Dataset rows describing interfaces

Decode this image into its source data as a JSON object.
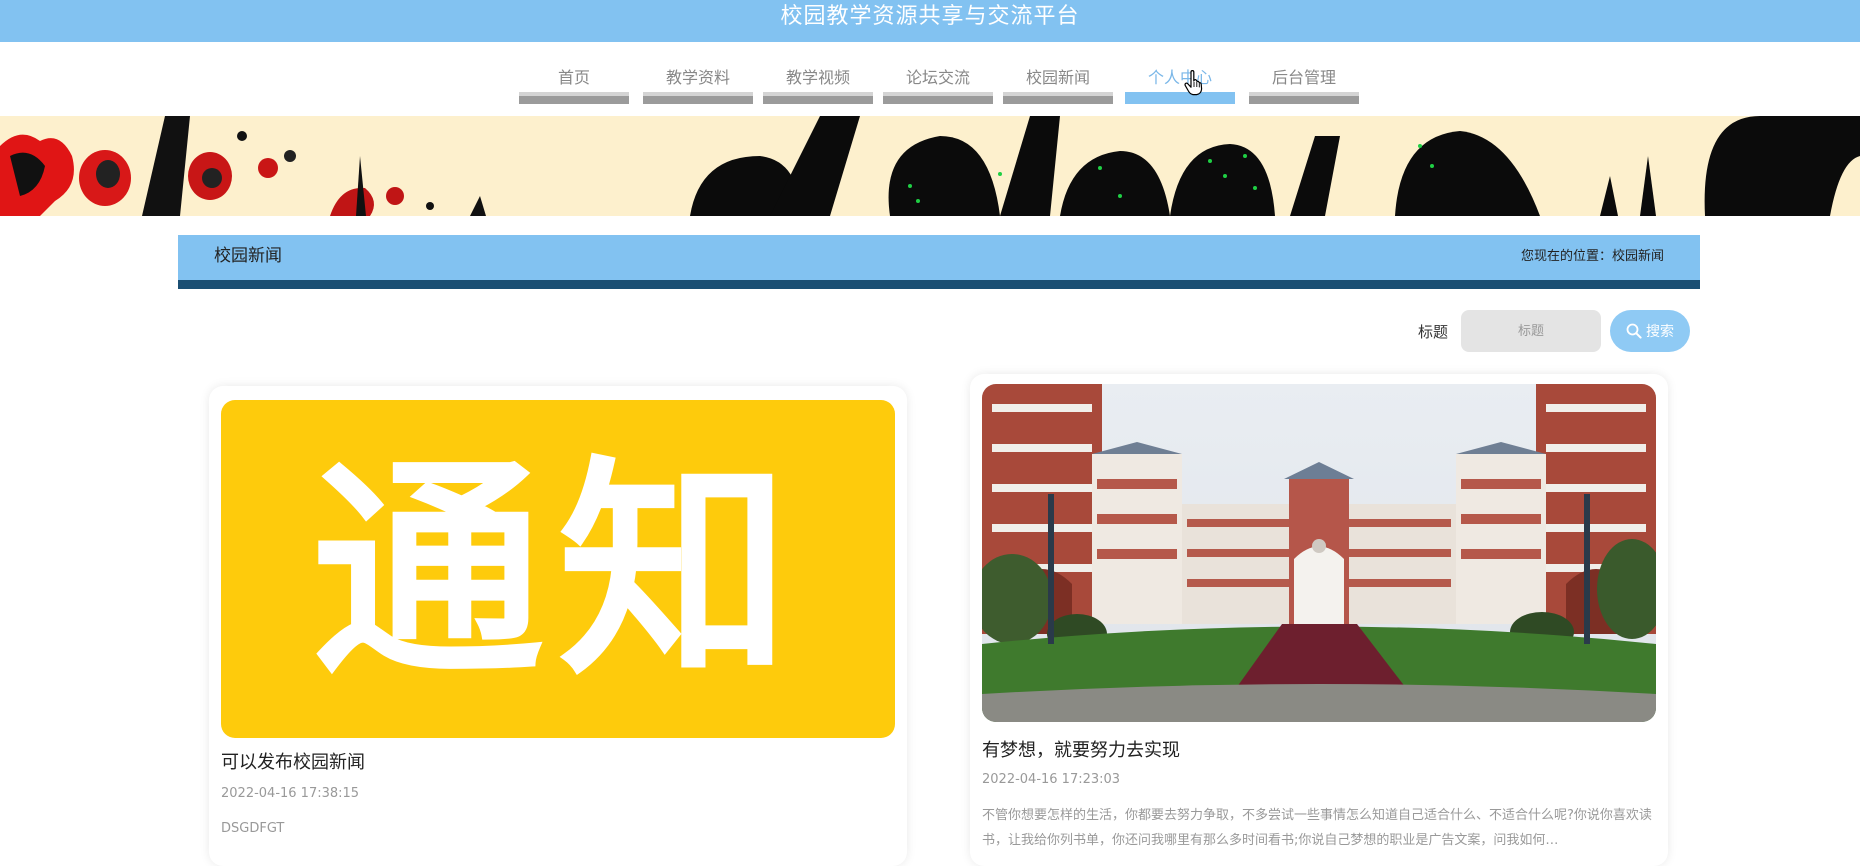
{
  "header": {
    "title": "校园教学资源共享与交流平台"
  },
  "nav": {
    "items": [
      {
        "label": "首页"
      },
      {
        "label": "教学资料"
      },
      {
        "label": "教学视频"
      },
      {
        "label": "论坛交流"
      },
      {
        "label": "校园新闻"
      },
      {
        "label": "个人中心"
      },
      {
        "label": "后台管理"
      }
    ],
    "active_index": 5
  },
  "section": {
    "title": "校园新闻",
    "breadcrumb": "您现在的位置：校园新闻"
  },
  "search": {
    "label": "标题",
    "placeholder": "标题",
    "button_label": "搜索"
  },
  "news": [
    {
      "image_text": "通知",
      "title": "可以发布校园新闻",
      "date": "2022-04-16 17:38:15",
      "summary": "DSGDFGT"
    },
    {
      "title": "有梦想，就要努力去实现",
      "date": "2022-04-16 17:23:03",
      "summary": "不管你想要怎样的生活，你都要去努力争取，不多尝试一些事情怎么知道自己适合什么、不适合什么呢?你说你喜欢读书，让我给你列书单，你还问我哪里有那么多时间看书;你说自己梦想的职业是广告文案，问我如何…"
    }
  ],
  "colors": {
    "header_bg": "#82c2f1",
    "section_bar_border": "#1b4f73",
    "banner_bg": "#fdf0cd",
    "notice_bg": "#fecb0c"
  }
}
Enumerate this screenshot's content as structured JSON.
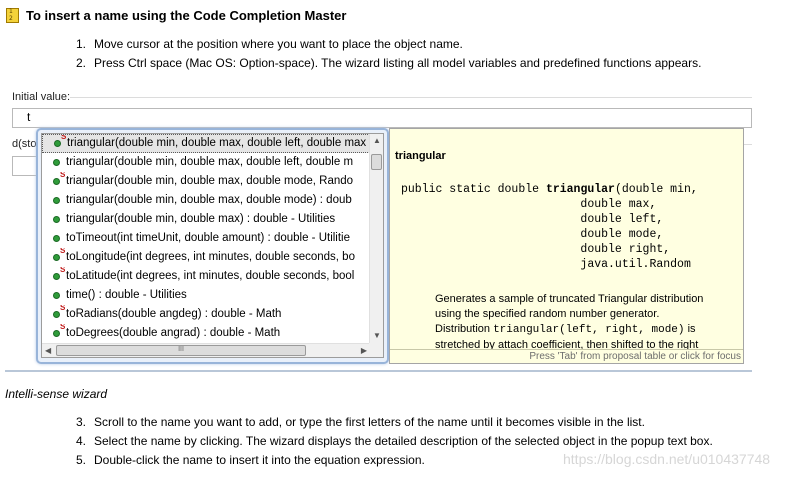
{
  "heading": {
    "text": "To insert a name using the Code Completion Master",
    "icon": "steps-icon"
  },
  "steps_top": [
    {
      "num": "1.",
      "text": "Move cursor at the position where you want to place the object name."
    },
    {
      "num": "2.",
      "text": "Press Ctrl space (Mac OS: Option-space). The wizard listing all model variables and predefined functions appears."
    }
  ],
  "form": {
    "initial_label": "Initial value:",
    "initial_value": "t",
    "second_label": "d(sto"
  },
  "completion_list": {
    "items": [
      {
        "text": "triangular(double min, double max, double left, double max",
        "static": true,
        "selected": true
      },
      {
        "text": "triangular(double min, double max, double left, double m",
        "static": false,
        "selected": false
      },
      {
        "text": "triangular(double min, double max, double mode, Rando",
        "static": true,
        "selected": false
      },
      {
        "text": "triangular(double min, double max, double mode) : doub",
        "static": false,
        "selected": false
      },
      {
        "text": "triangular(double min, double max) : double - Utilities",
        "static": false,
        "selected": false
      },
      {
        "text": "toTimeout(int timeUnit, double amount) : double - Utilitie",
        "static": false,
        "selected": false
      },
      {
        "text": "toLongitude(int degrees, int minutes, double seconds, bo",
        "static": true,
        "selected": false
      },
      {
        "text": "toLatitude(int degrees, int minutes, double seconds, bool",
        "static": true,
        "selected": false
      },
      {
        "text": "time() : double - Utilities",
        "static": false,
        "selected": false
      },
      {
        "text": "toRadians(double angdeg) : double - Math",
        "static": true,
        "selected": false
      },
      {
        "text": "toDegrees(double angrad) : double - Math",
        "static": true,
        "selected": false
      }
    ],
    "static_marker": "S",
    "hscroll_grip": "III"
  },
  "detail": {
    "title": "triangular",
    "sig_prefix": "public static double ",
    "sig_name": "triangular",
    "sig_rest": "(double min,\n                          double max,\n                          double left,\n                          double mode,\n                          double right,\n                          java.util.Random",
    "desc_line1": "Generates a sample of truncated Triangular distribution",
    "desc_line2": "using the specified random number generator.",
    "desc_line3a": "Distribution ",
    "desc_line3code": "triangular(left, right, mode)",
    "desc_line3b": " is",
    "desc_line4": "stretched by attach coefficient, then shifted to the right",
    "footer": "Press 'Tab' from proposal table or click for focus"
  },
  "caption": "Intelli-sense wizard",
  "steps_bottom": [
    {
      "num": "3.",
      "text": "Scroll to the name you want to add, or type the first letters of the name until it becomes visible in the list."
    },
    {
      "num": "4.",
      "text": "Select the name by clicking. The wizard displays the detailed description of the selected object in the popup text box."
    },
    {
      "num": "5.",
      "text": "Double-click the name to insert it into the equation expression."
    }
  ],
  "watermark": "https://blog.csdn.net/u010437748",
  "colors": {
    "popup_border": "#98b4d9",
    "detail_bg": "#ffffe1",
    "method_icon": "#2f9c3a",
    "static_marker": "#c01818"
  }
}
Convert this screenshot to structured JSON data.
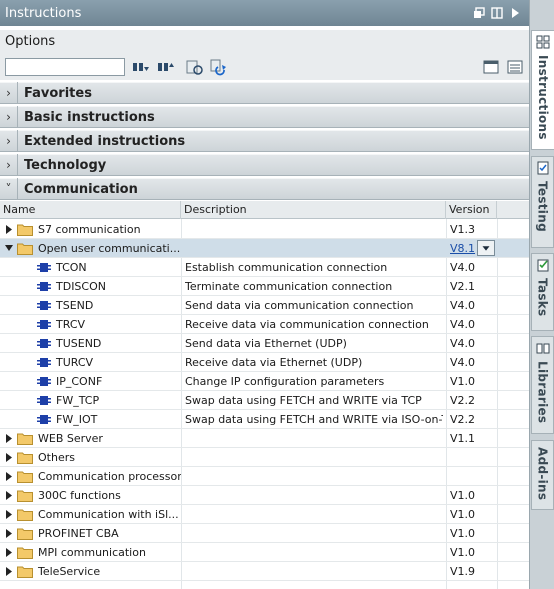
{
  "panel": {
    "title": "Instructions",
    "options_label": "Options",
    "search_value": ""
  },
  "sections": {
    "favorites": "Favorites",
    "basic": "Basic instructions",
    "extended": "Extended instructions",
    "technology": "Technology",
    "communication": "Communication"
  },
  "table": {
    "headers": {
      "name": "Name",
      "description": "Description",
      "version": "Version"
    },
    "rows": [
      {
        "name": "S7 communication",
        "desc": "",
        "ver": "V1.3"
      },
      {
        "name": "Open user communicati...",
        "desc": "",
        "ver": "V8.1"
      },
      {
        "name": "TCON",
        "desc": "Establish communication connection",
        "ver": "V4.0"
      },
      {
        "name": "TDISCON",
        "desc": "Terminate communication connection",
        "ver": "V2.1"
      },
      {
        "name": "TSEND",
        "desc": "Send data via communication connection",
        "ver": "V4.0"
      },
      {
        "name": "TRCV",
        "desc": "Receive data via communication connection",
        "ver": "V4.0"
      },
      {
        "name": "TUSEND",
        "desc": "Send data via Ethernet (UDP)",
        "ver": "V4.0"
      },
      {
        "name": "TURCV",
        "desc": "Receive data via Ethernet (UDP)",
        "ver": "V4.0"
      },
      {
        "name": "IP_CONF",
        "desc": "Change IP configuration parameters",
        "ver": "V1.0"
      },
      {
        "name": "FW_TCP",
        "desc": "Swap data using FETCH and WRITE via TCP",
        "ver": "V2.2"
      },
      {
        "name": "FW_IOT",
        "desc": "Swap data using FETCH and WRITE via ISO-on-T...",
        "ver": "V2.2"
      },
      {
        "name": "WEB Server",
        "desc": "",
        "ver": "V1.1"
      },
      {
        "name": "Others",
        "desc": "",
        "ver": ""
      },
      {
        "name": "Communication processor",
        "desc": "",
        "ver": ""
      },
      {
        "name": "300C functions",
        "desc": "",
        "ver": "V1.0"
      },
      {
        "name": "Communication with iSl...",
        "desc": "",
        "ver": "V1.0"
      },
      {
        "name": "PROFINET CBA",
        "desc": "",
        "ver": "V1.0"
      },
      {
        "name": "MPI communication",
        "desc": "",
        "ver": "V1.0"
      },
      {
        "name": "TeleService",
        "desc": "",
        "ver": "V1.9"
      }
    ]
  },
  "vtabs": {
    "instructions": "Instructions",
    "testing": "Testing",
    "tasks": "Tasks",
    "libraries": "Libraries",
    "addins": "Add-ins"
  },
  "colors": {
    "accent": "#1a4ea8",
    "selected_row": "#cfdde8",
    "titlebar": "#7b909e",
    "folder": "#f3c969"
  }
}
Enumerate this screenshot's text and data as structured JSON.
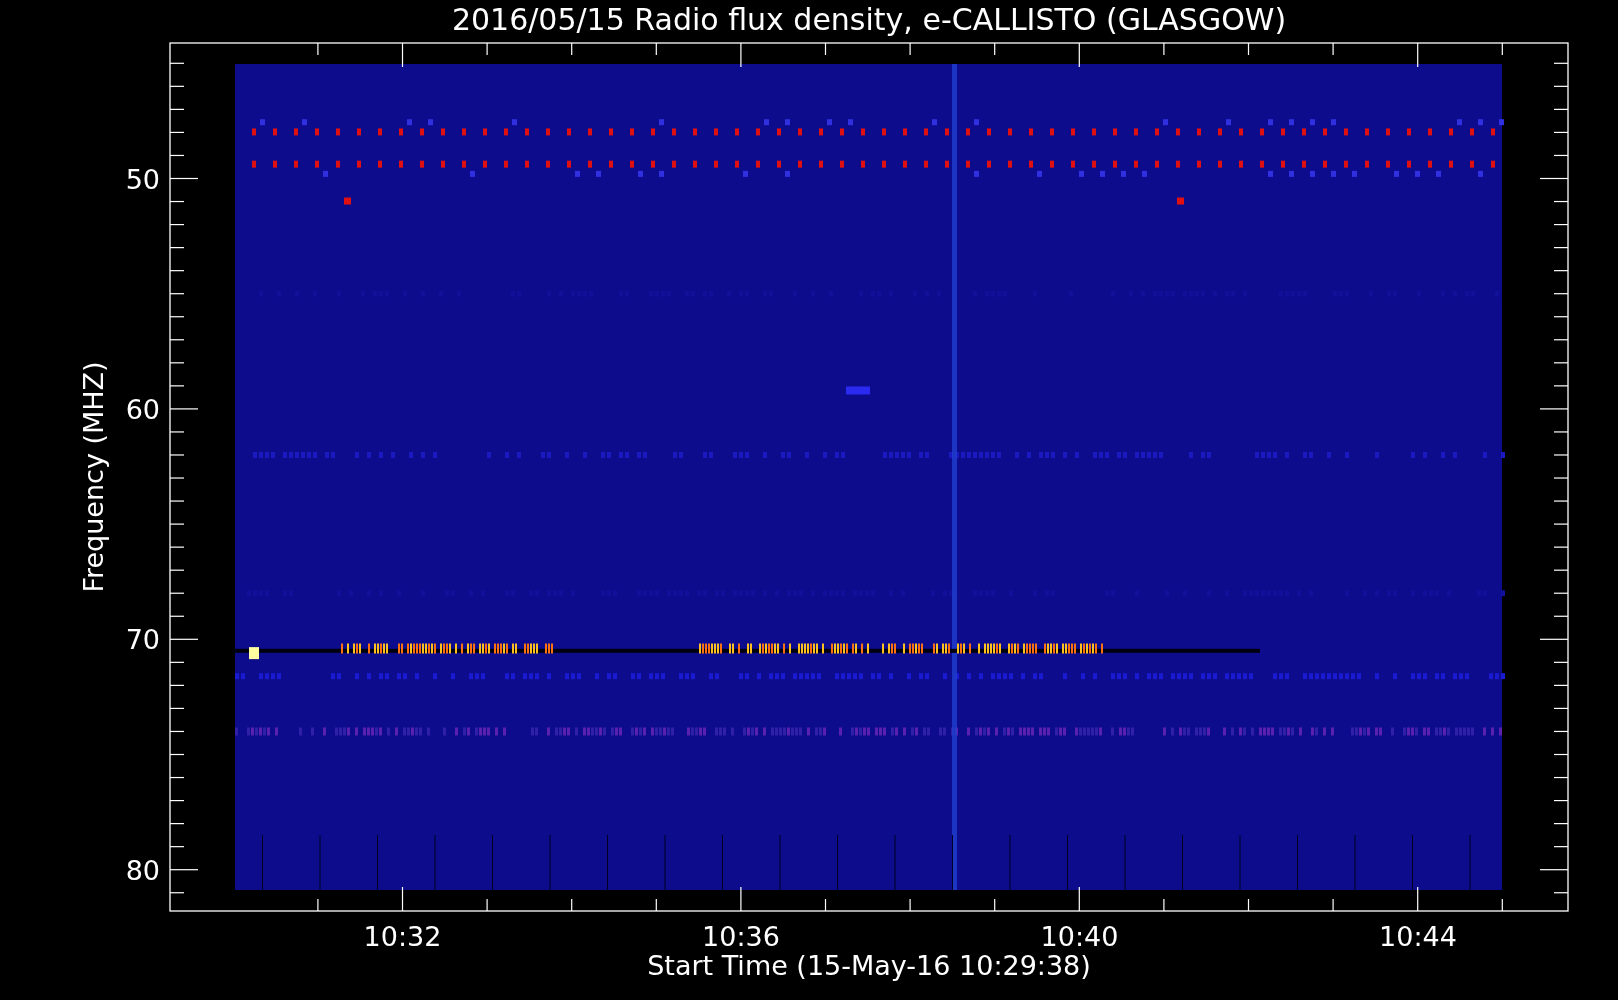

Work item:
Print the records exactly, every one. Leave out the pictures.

Task result:
Decode this image into its source data as a JSON object.
{
  "header": {
    "title": "校园教学资源共享与交流平台"
  },
  "nav": {
    "items": [
      {
        "label": "首页"
      },
      {
        "label": "教学资料"
      },
      {
        "label": "教学视频"
      },
      {
        "label": "论坛交流"
      },
      {
        "label": "校园新闻"
      },
      {
        "label": "个人中心"
      },
      {
        "label": "后台管理"
      }
    ],
    "active_index": 5
  },
  "section": {
    "title": "校园新闻",
    "breadcrumb": "您现在的位置：校园新闻"
  },
  "search": {
    "label": "标题",
    "placeholder": "标题",
    "button_label": "搜索"
  },
  "news": [
    {
      "image_text": "通知",
      "title": "可以发布校园新闻",
      "date": "2022-04-16 17:38:15",
      "summary": "DSGDFGT"
    },
    {
      "title": "有梦想，就要努力去实现",
      "date": "2022-04-16 17:23:03",
      "summary": "不管你想要怎样的生活，你都要去努力争取，不多尝试一些事情怎么知道自己适合什么、不适合什么呢?你说你喜欢读书，让我给你列书单，你还问我哪里有那么多时间看书;你说自己梦想的职业是广告文案，问我如何…"
    }
  ],
  "colors": {
    "header_bg": "#82c2f1",
    "section_bar_border": "#1b4f73",
    "banner_bg": "#fdf0cd",
    "notice_bg": "#fecb0c"
  }
}
Enumerate this screenshot's content as structured JSON.
{
  "heading": {
    "text": "To insert a name using the Code Completion Master",
    "icon": "steps-icon"
  },
  "steps_top": [
    {
      "num": "1.",
      "text": "Move cursor at the position where you want to place the object name."
    },
    {
      "num": "2.",
      "text": "Press Ctrl space (Mac OS: Option-space). The wizard listing all model variables and predefined functions appears."
    }
  ],
  "form": {
    "initial_label": "Initial value:",
    "initial_value": "t",
    "second_label": "d(sto"
  },
  "completion_list": {
    "items": [
      {
        "text": "triangular(double min, double max, double left, double max",
        "static": true,
        "selected": true
      },
      {
        "text": "triangular(double min, double max, double left, double m",
        "static": false,
        "selected": false
      },
      {
        "text": "triangular(double min, double max, double mode, Rando",
        "static": true,
        "selected": false
      },
      {
        "text": "triangular(double min, double max, double mode) : doub",
        "static": false,
        "selected": false
      },
      {
        "text": "triangular(double min, double max) : double - Utilities",
        "static": false,
        "selected": false
      },
      {
        "text": "toTimeout(int timeUnit, double amount) : double - Utilitie",
        "static": false,
        "selected": false
      },
      {
        "text": "toLongitude(int degrees, int minutes, double seconds, bo",
        "static": true,
        "selected": false
      },
      {
        "text": "toLatitude(int degrees, int minutes, double seconds, bool",
        "static": true,
        "selected": false
      },
      {
        "text": "time() : double - Utilities",
        "static": false,
        "selected": false
      },
      {
        "text": "toRadians(double angdeg) : double - Math",
        "static": true,
        "selected": false
      },
      {
        "text": "toDegrees(double angrad) : double - Math",
        "static": true,
        "selected": false
      }
    ],
    "static_marker": "S",
    "hscroll_grip": "III"
  },
  "detail": {
    "title": "triangular",
    "sig_prefix": "public static double ",
    "sig_name": "triangular",
    "sig_rest": "(double min,\n                          double max,\n                          double left,\n                          double mode,\n                          double right,\n                          java.util.Random",
    "desc_line1": "Generates a sample of truncated Triangular distribution",
    "desc_line2": "using the specified random number generator.",
    "desc_line3a": "Distribution ",
    "desc_line3code": "triangular(left, right, mode)",
    "desc_line3b": " is",
    "desc_line4": "stretched by attach coefficient, then shifted to the right",
    "footer": "Press 'Tab' from proposal table or click for focus"
  },
  "caption": "Intelli-sense wizard",
  "steps_bottom": [
    {
      "num": "3.",
      "text": "Scroll to the name you want to add, or type the first letters of the name until it becomes visible in the list."
    },
    {
      "num": "4.",
      "text": "Select the name by clicking. The wizard displays the detailed description of the selected object in the popup text box."
    },
    {
      "num": "5.",
      "text": "Double-click the name to insert it into the equation expression."
    }
  ],
  "watermark": "https://blog.csdn.net/u010437748",
  "colors": {
    "popup_border": "#98b4d9",
    "detail_bg": "#ffffe1",
    "method_icon": "#2f9c3a",
    "static_marker": "#c01818"
  }
}
Convert this screenshot to structured JSON data.
{
  "panel": {
    "title": "Instructions",
    "options_label": "Options",
    "search_value": ""
  },
  "sections": {
    "favorites": "Favorites",
    "basic": "Basic instructions",
    "extended": "Extended instructions",
    "technology": "Technology",
    "communication": "Communication"
  },
  "table": {
    "headers": {
      "name": "Name",
      "description": "Description",
      "version": "Version"
    },
    "rows": [
      {
        "name": "S7 communication",
        "desc": "",
        "ver": "V1.3"
      },
      {
        "name": "Open user communicati...",
        "desc": "",
        "ver": "V8.1"
      },
      {
        "name": "TCON",
        "desc": "Establish communication connection",
        "ver": "V4.0"
      },
      {
        "name": "TDISCON",
        "desc": "Terminate communication connection",
        "ver": "V2.1"
      },
      {
        "name": "TSEND",
        "desc": "Send data via communication connection",
        "ver": "V4.0"
      },
      {
        "name": "TRCV",
        "desc": "Receive data via communication connection",
        "ver": "V4.0"
      },
      {
        "name": "TUSEND",
        "desc": "Send data via Ethernet (UDP)",
        "ver": "V4.0"
      },
      {
        "name": "TURCV",
        "desc": "Receive data via Ethernet (UDP)",
        "ver": "V4.0"
      },
      {
        "name": "IP_CONF",
        "desc": "Change IP configuration parameters",
        "ver": "V1.0"
      },
      {
        "name": "FW_TCP",
        "desc": "Swap data using FETCH and WRITE via TCP",
        "ver": "V2.2"
      },
      {
        "name": "FW_IOT",
        "desc": "Swap data using FETCH and WRITE via ISO-on-T...",
        "ver": "V2.2"
      },
      {
        "name": "WEB Server",
        "desc": "",
        "ver": "V1.1"
      },
      {
        "name": "Others",
        "desc": "",
        "ver": ""
      },
      {
        "name": "Communication processor",
        "desc": "",
        "ver": ""
      },
      {
        "name": "300C functions",
        "desc": "",
        "ver": "V1.0"
      },
      {
        "name": "Communication with iSl...",
        "desc": "",
        "ver": "V1.0"
      },
      {
        "name": "PROFINET CBA",
        "desc": "",
        "ver": "V1.0"
      },
      {
        "name": "MPI communication",
        "desc": "",
        "ver": "V1.0"
      },
      {
        "name": "TeleService",
        "desc": "",
        "ver": "V1.9"
      }
    ]
  },
  "vtabs": {
    "instructions": "Instructions",
    "testing": "Testing",
    "tasks": "Tasks",
    "libraries": "Libraries",
    "addins": "Add-ins"
  },
  "colors": {
    "accent": "#1a4ea8",
    "selected_row": "#cfdde8",
    "titlebar": "#7b909e",
    "folder": "#f3c969"
  }
}
Enumerate this screenshot's text and data as structured JSON.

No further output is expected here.